"He's the best player in the big leagues,'' Tanner said. "He can run. He can field. He can hit for average and for power. And I'll take him running the bases over any guy … I'm not talking about being the fastest, but how he turns the bases. He makes the perfect square.''
Allen came to the White Sox after six raucous seasons in Philadelphia, then one apiece in St. Louis and with the L.A. Dodgers. He was the Phillies' first Black superstar, and any mistakes made – making 41 errors as a third baseman, showing up late at the ballyard at times – brought out the racism in fans.
One irritant: The Phillies billed him as "Richie'' when he first arrived in September 1963. He hated that – "sounds like I'm a 10-year-old kid,'' he said – and told management to refer to him as Dick. The Phillies continued to send out information and the limited promotional items at the time calling him "Richie.''
He was Dick Allen in Chicago and he brought back crowds to Comiskey Park in his MVP year of 1972. That was the last before the American League went to a designated hitter to get more hitting.
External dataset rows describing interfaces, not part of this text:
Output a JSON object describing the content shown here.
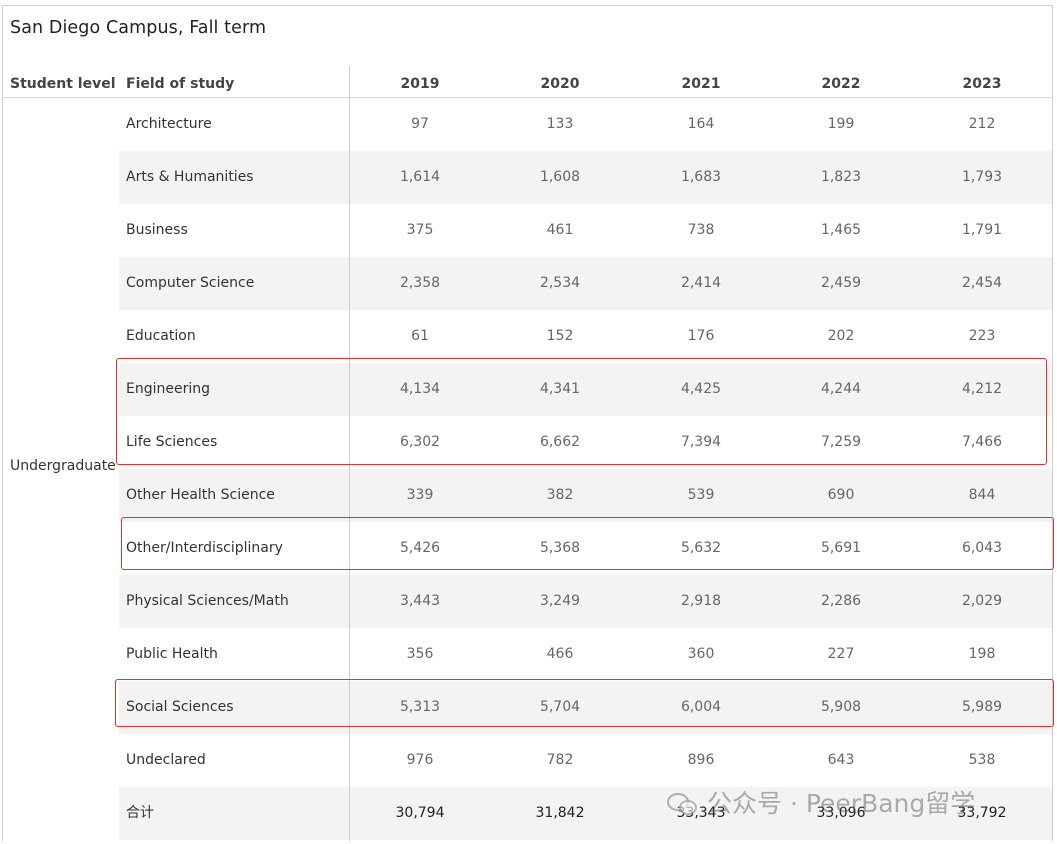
{
  "title": "San Diego Campus, Fall term",
  "headers": {
    "student_level": "Student level",
    "field_of_study": "Field of study",
    "years": [
      "2019",
      "2020",
      "2021",
      "2022",
      "2023"
    ]
  },
  "student_level": "Undergraduate",
  "rows": [
    {
      "field": "Architecture",
      "values": [
        "97",
        "133",
        "164",
        "199",
        "212"
      ]
    },
    {
      "field": "Arts & Humanities",
      "values": [
        "1,614",
        "1,608",
        "1,683",
        "1,823",
        "1,793"
      ]
    },
    {
      "field": "Business",
      "values": [
        "375",
        "461",
        "738",
        "1,465",
        "1,791"
      ]
    },
    {
      "field": "Computer Science",
      "values": [
        "2,358",
        "2,534",
        "2,414",
        "2,459",
        "2,454"
      ]
    },
    {
      "field": "Education",
      "values": [
        "61",
        "152",
        "176",
        "202",
        "223"
      ]
    },
    {
      "field": "Engineering",
      "values": [
        "4,134",
        "4,341",
        "4,425",
        "4,244",
        "4,212"
      ]
    },
    {
      "field": "Life Sciences",
      "values": [
        "6,302",
        "6,662",
        "7,394",
        "7,259",
        "7,466"
      ]
    },
    {
      "field": "Other Health Science",
      "values": [
        "339",
        "382",
        "539",
        "690",
        "844"
      ]
    },
    {
      "field": "Other/Interdisciplinary",
      "values": [
        "5,426",
        "5,368",
        "5,632",
        "5,691",
        "6,043"
      ]
    },
    {
      "field": "Physical Sciences/Math",
      "values": [
        "3,443",
        "3,249",
        "2,918",
        "2,286",
        "2,029"
      ]
    },
    {
      "field": "Public Health",
      "values": [
        "356",
        "466",
        "360",
        "227",
        "198"
      ]
    },
    {
      "field": "Social Sciences",
      "values": [
        "5,313",
        "5,704",
        "6,004",
        "5,908",
        "5,989"
      ]
    },
    {
      "field": "Undeclared",
      "values": [
        "976",
        "782",
        "896",
        "643",
        "538"
      ]
    }
  ],
  "total": {
    "field": "合计",
    "values": [
      "30,794",
      "31,842",
      "33,343",
      "33,096",
      "33,792"
    ]
  },
  "watermark": {
    "text": "公众号 · PeerBang留学",
    "icon": "wechat-icon"
  },
  "colors": {
    "highlight_box": "#e03030",
    "row_shade": "#f3f3f3"
  }
}
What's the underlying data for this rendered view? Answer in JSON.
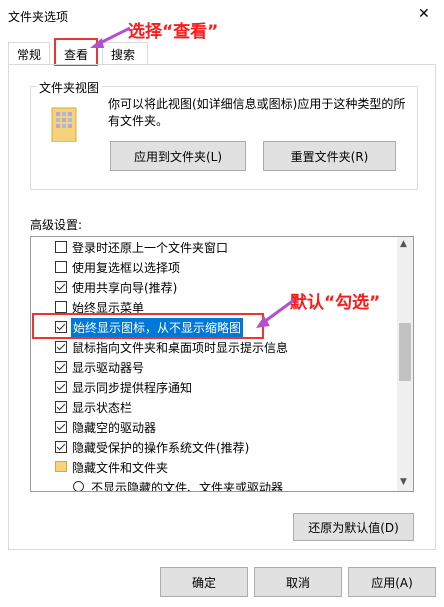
{
  "window": {
    "title": "文件夹选项",
    "close_glyph": "✕"
  },
  "tabs": [
    {
      "label": "常规"
    },
    {
      "label": "查看"
    },
    {
      "label": "搜索"
    }
  ],
  "folder_views": {
    "group_title": "文件夹视图",
    "description": "你可以将此视图(如详细信息或图标)应用于这种类型的所有文件夹。",
    "apply_button": "应用到文件夹(L)",
    "reset_button": "重置文件夹(R)"
  },
  "advanced": {
    "label": "高级设置:",
    "items": [
      {
        "label": "登录时还原上一个文件夹窗口",
        "checked": false
      },
      {
        "label": "使用复选框以选择项",
        "checked": false
      },
      {
        "label": "使用共享向导(推荐)",
        "checked": true
      },
      {
        "label": "始终显示菜单",
        "checked": false
      },
      {
        "label": "始终显示图标，从不显示缩略图",
        "checked": true,
        "selected": true
      },
      {
        "label": "鼠标指向文件夹和桌面项时显示提示信息",
        "checked": true
      },
      {
        "label": "显示驱动器号",
        "checked": true
      },
      {
        "label": "显示同步提供程序通知",
        "checked": true
      },
      {
        "label": "显示状态栏",
        "checked": true
      },
      {
        "label": "隐藏空的驱动器",
        "checked": true
      },
      {
        "label": "隐藏受保护的操作系统文件(推荐)",
        "checked": true
      }
    ],
    "folder_item": "隐藏文件和文件夹",
    "radio_item": "不显示隐藏的文件、文件夹或驱动器",
    "restore_button": "还原为默认值(D)"
  },
  "footer": {
    "ok": "确定",
    "cancel": "取消",
    "apply": "应用(A)"
  },
  "annotations": {
    "select_view": "选择“查看”",
    "default_check": "默认“勾选”"
  },
  "colors": {
    "highlight": "#0078d7",
    "annotation_red": "#ff1a1a",
    "arrow_purple": "#b44fd0"
  }
}
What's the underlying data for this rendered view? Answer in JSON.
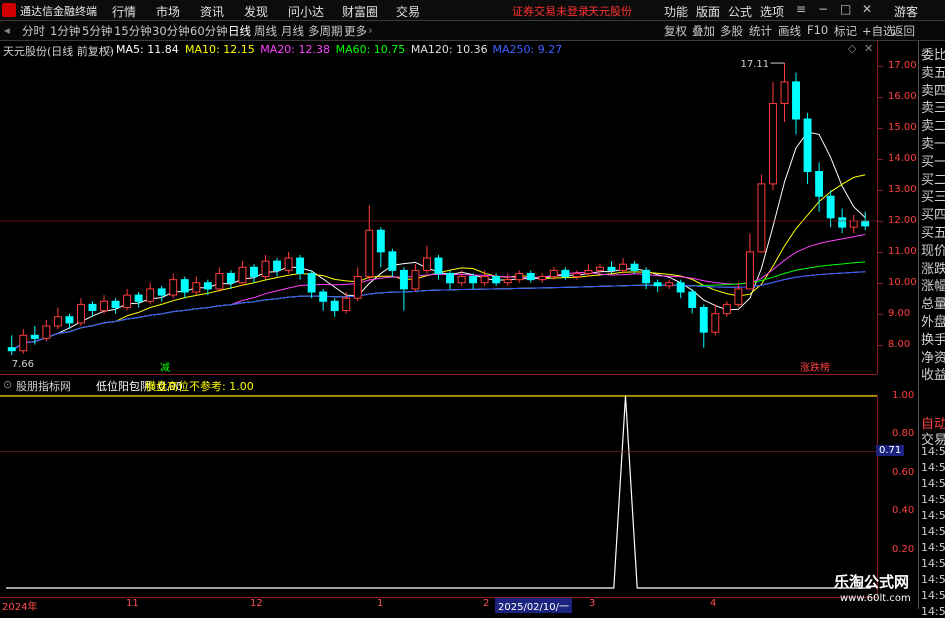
{
  "app": {
    "title": "通达信金融终端"
  },
  "menu": [
    "行情",
    "市场",
    "资讯",
    "发现",
    "问小达",
    "财富圈",
    "交易"
  ],
  "warning": {
    "text1": "证券交易未登录",
    "text2": "天元股份"
  },
  "right_menu": [
    "功能",
    "版面",
    "公式",
    "选项",
    "游客"
  ],
  "periods": [
    "分时",
    "1分钟",
    "5分钟",
    "15分钟",
    "30分钟",
    "60分钟",
    "日线",
    "周线",
    "月线",
    "多周期",
    "更多"
  ],
  "active_period": "日线",
  "toolbar_right": [
    "复权",
    "叠加",
    "多股",
    "统计",
    "画线",
    "F10",
    "标记",
    "+自选",
    "返回"
  ],
  "stock": {
    "name_label": "天元股份(日线 前复权)"
  },
  "ma": [
    {
      "label": "MA5: 11.84",
      "color": "#ffffff"
    },
    {
      "label": "MA10: 12.15",
      "color": "#ffff00"
    },
    {
      "label": "MA20: 12.38",
      "color": "#ff40ff"
    },
    {
      "label": "MA60: 10.75",
      "color": "#00ff00"
    },
    {
      "label": "MA120: 10.36",
      "color": "#e0e0e0"
    },
    {
      "label": "MA250: 9.27",
      "color": "#4060ff"
    }
  ],
  "price_axis": [
    "17.00",
    "16.00",
    "15.00",
    "14.00",
    "13.00",
    "12.00",
    "11.00",
    "10.00",
    "9.00",
    "8.00"
  ],
  "annotations": {
    "high": "17.11",
    "low": "7.66",
    "bottom_left_tag": "减",
    "bottom_right_tag": "涨跌榜"
  },
  "indicator": {
    "name": "股朋指标网",
    "line1": "低位阳包阴: 0.00",
    "line2": "横盘高位不参考: 1.00",
    "axis": [
      "1.00",
      "0.80",
      "0.60",
      "0.40",
      "0.20"
    ],
    "cursor_value": "0.71"
  },
  "x_axis": [
    "2024年",
    "11",
    "12",
    "1",
    "2",
    "2025/02/10/一",
    "3",
    "4"
  ],
  "sidebar_top": [
    "委比",
    "卖五",
    "卖四",
    "卖三",
    "卖二",
    "卖一",
    "买一",
    "买二",
    "买三",
    "买四",
    "买五",
    "现价",
    "涨跌",
    "涨幅",
    "总量",
    "外盘",
    "换手",
    "净资",
    "收益"
  ],
  "sidebar_bottom": [
    "自动",
    "交易",
    "14:56",
    "14:56",
    "14:56",
    "14:56",
    "14:56",
    "14:56",
    "14:56",
    "14:56",
    "14:56",
    "14:56",
    "14:56"
  ],
  "watermark": {
    "name": "乐淘公式网",
    "url": "www.60lt.com"
  },
  "chart_data": {
    "type": "candlestick",
    "ylim": [
      7.5,
      17.5
    ],
    "candles": [
      [
        7.9,
        7.8,
        8.3,
        7.66
      ],
      [
        7.8,
        8.3,
        8.5,
        7.7
      ],
      [
        8.3,
        8.2,
        8.6,
        8.0
      ],
      [
        8.2,
        8.6,
        8.8,
        8.1
      ],
      [
        8.6,
        8.9,
        9.2,
        8.5
      ],
      [
        8.9,
        8.7,
        9.0,
        8.5
      ],
      [
        8.7,
        9.3,
        9.5,
        8.6
      ],
      [
        9.3,
        9.1,
        9.4,
        8.9
      ],
      [
        9.1,
        9.4,
        9.6,
        9.0
      ],
      [
        9.4,
        9.2,
        9.5,
        9.0
      ],
      [
        9.2,
        9.6,
        9.8,
        9.1
      ],
      [
        9.6,
        9.4,
        9.7,
        9.2
      ],
      [
        9.4,
        9.8,
        10.0,
        9.3
      ],
      [
        9.8,
        9.6,
        9.9,
        9.4
      ],
      [
        9.6,
        10.1,
        10.3,
        9.5
      ],
      [
        10.1,
        9.7,
        10.2,
        9.5
      ],
      [
        9.7,
        10.0,
        10.2,
        9.6
      ],
      [
        10.0,
        9.8,
        10.1,
        9.6
      ],
      [
        9.8,
        10.3,
        10.5,
        9.7
      ],
      [
        10.3,
        10.0,
        10.4,
        9.8
      ],
      [
        10.0,
        10.5,
        10.7,
        9.9
      ],
      [
        10.5,
        10.2,
        10.6,
        10.0
      ],
      [
        10.2,
        10.7,
        10.9,
        10.1
      ],
      [
        10.7,
        10.4,
        10.8,
        10.2
      ],
      [
        10.4,
        10.8,
        11.0,
        10.3
      ],
      [
        10.8,
        10.3,
        10.9,
        10.1
      ],
      [
        10.3,
        9.7,
        10.4,
        9.5
      ],
      [
        9.7,
        9.4,
        9.8,
        9.1
      ],
      [
        9.4,
        9.1,
        9.5,
        8.9
      ],
      [
        9.1,
        9.5,
        9.7,
        9.0
      ],
      [
        9.5,
        10.2,
        10.5,
        9.4
      ],
      [
        10.2,
        11.7,
        12.5,
        10.1
      ],
      [
        11.7,
        11.0,
        11.8,
        10.5
      ],
      [
        11.0,
        10.4,
        11.1,
        10.2
      ],
      [
        10.4,
        9.8,
        10.5,
        9.1
      ],
      [
        9.8,
        10.4,
        10.6,
        9.7
      ],
      [
        10.4,
        10.8,
        11.2,
        10.3
      ],
      [
        10.8,
        10.3,
        10.9,
        10.1
      ],
      [
        10.3,
        10.0,
        10.4,
        9.8
      ],
      [
        10.0,
        10.2,
        10.4,
        9.9
      ],
      [
        10.2,
        10.0,
        10.3,
        9.8
      ],
      [
        10.0,
        10.2,
        10.4,
        9.9
      ],
      [
        10.2,
        10.0,
        10.3,
        9.9
      ],
      [
        10.0,
        10.1,
        10.3,
        9.9
      ],
      [
        10.1,
        10.3,
        10.4,
        10.0
      ],
      [
        10.3,
        10.1,
        10.4,
        10.0
      ],
      [
        10.1,
        10.2,
        10.3,
        10.0
      ],
      [
        10.2,
        10.4,
        10.5,
        10.1
      ],
      [
        10.4,
        10.2,
        10.5,
        10.1
      ],
      [
        10.2,
        10.3,
        10.4,
        10.1
      ],
      [
        10.3,
        10.4,
        10.6,
        10.2
      ],
      [
        10.4,
        10.5,
        10.6,
        10.3
      ],
      [
        10.5,
        10.4,
        10.7,
        10.3
      ],
      [
        10.4,
        10.6,
        10.8,
        10.3
      ],
      [
        10.6,
        10.4,
        10.7,
        10.3
      ],
      [
        10.4,
        10.0,
        10.5,
        9.8
      ],
      [
        10.0,
        9.9,
        10.1,
        9.7
      ],
      [
        9.9,
        10.0,
        10.1,
        9.8
      ],
      [
        10.0,
        9.7,
        10.1,
        9.5
      ],
      [
        9.7,
        9.2,
        9.8,
        9.0
      ],
      [
        9.2,
        8.4,
        9.3,
        7.9
      ],
      [
        8.4,
        9.0,
        9.3,
        8.3
      ],
      [
        9.0,
        9.3,
        9.4,
        8.9
      ],
      [
        9.3,
        9.8,
        10.0,
        9.2
      ],
      [
        9.8,
        11.0,
        11.6,
        9.8
      ],
      [
        11.0,
        13.2,
        13.5,
        11.0
      ],
      [
        13.2,
        15.8,
        16.5,
        13.0
      ],
      [
        15.8,
        16.5,
        17.11,
        15.2
      ],
      [
        16.5,
        15.3,
        16.8,
        14.8
      ],
      [
        15.3,
        13.6,
        15.5,
        13.2
      ],
      [
        13.6,
        12.8,
        13.9,
        12.3
      ],
      [
        12.8,
        12.1,
        13.0,
        11.8
      ],
      [
        12.1,
        11.8,
        12.4,
        11.6
      ],
      [
        11.8,
        12.0,
        12.2,
        11.6
      ],
      [
        12.0,
        11.84,
        12.3,
        11.7
      ]
    ],
    "indicator_series": [
      0,
      0,
      0,
      0,
      0,
      0,
      0,
      0,
      0,
      0,
      0,
      0,
      0,
      0,
      0,
      0,
      0,
      0,
      0,
      0,
      0,
      0,
      0,
      0,
      0,
      0,
      0,
      0,
      0,
      0,
      0,
      0,
      0,
      0,
      0,
      0,
      0,
      0,
      0,
      0,
      0,
      0,
      0,
      0,
      0,
      0,
      0,
      0,
      0,
      0,
      0,
      0,
      0,
      1,
      0,
      0,
      0,
      0,
      0,
      0,
      0,
      0,
      0,
      0,
      0,
      0,
      0,
      0,
      0,
      0,
      0,
      0,
      0,
      0,
      0
    ]
  }
}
Allen led the AL with 37 home runs and 113 RBI, and finished 10 points behind Rod Carew's .318 for the batting title.
Allen was back in Philadelphia in 1976, fighting injuries and in decline at 34, and the Phillies were trying to repeat an epic collapse from 1964. The '76 Phillies led the National League East by 15 ½ games on Aug. 24 and. by mid-September, that lead was down to four games.
What must be understood about the Phillies is this:
They entered the National League in 1883. For 20 years, only the NL pennant was available and the Phillies never won it. They played in two World Series (1915, 1950) without winning starting in 1903.
And here the Gene Mauch-managed collapse in 1964 -- 6 1/2 games ahead with 12 to play in the National League -- was now being challenged by their ancestors 12 years later.
By 1976, Mauch was managing the Twins. On Sept. 10, with the Phillies lead down to five, I went to Met Stadium early and mustered the audacity to ask the "Little General'' for a comparison, Fading Phils then (1964) and now (1976).
Mauch was standing in the grass in front of the dugout, watching early batting practice. As per usual, he had a lit cigarette. There was small talk and then I asked: "Gene, what do you remember about '64?''
He always contemplated an answer. This one he contemplated for nearly a minute. Then, he tossed the cigarette in the grass, twisted out the flame with his spikes and said:
"Only every pitch,'' with an adjective or two for good measure.
Thirty minutes. All him. Me scribbling. And some Dick Allen tales in there, too.
(Notes: The Phillies won the East in 1976, finally won a World Series in 1980, and another in 2008. Gene Mauch never made it to a Series. Greg Gagne for the Twins was the last big-league hitter with two inside-the-park home runs in a game on Oct. 4, 1986, in the Metrodome – against the White Sox.)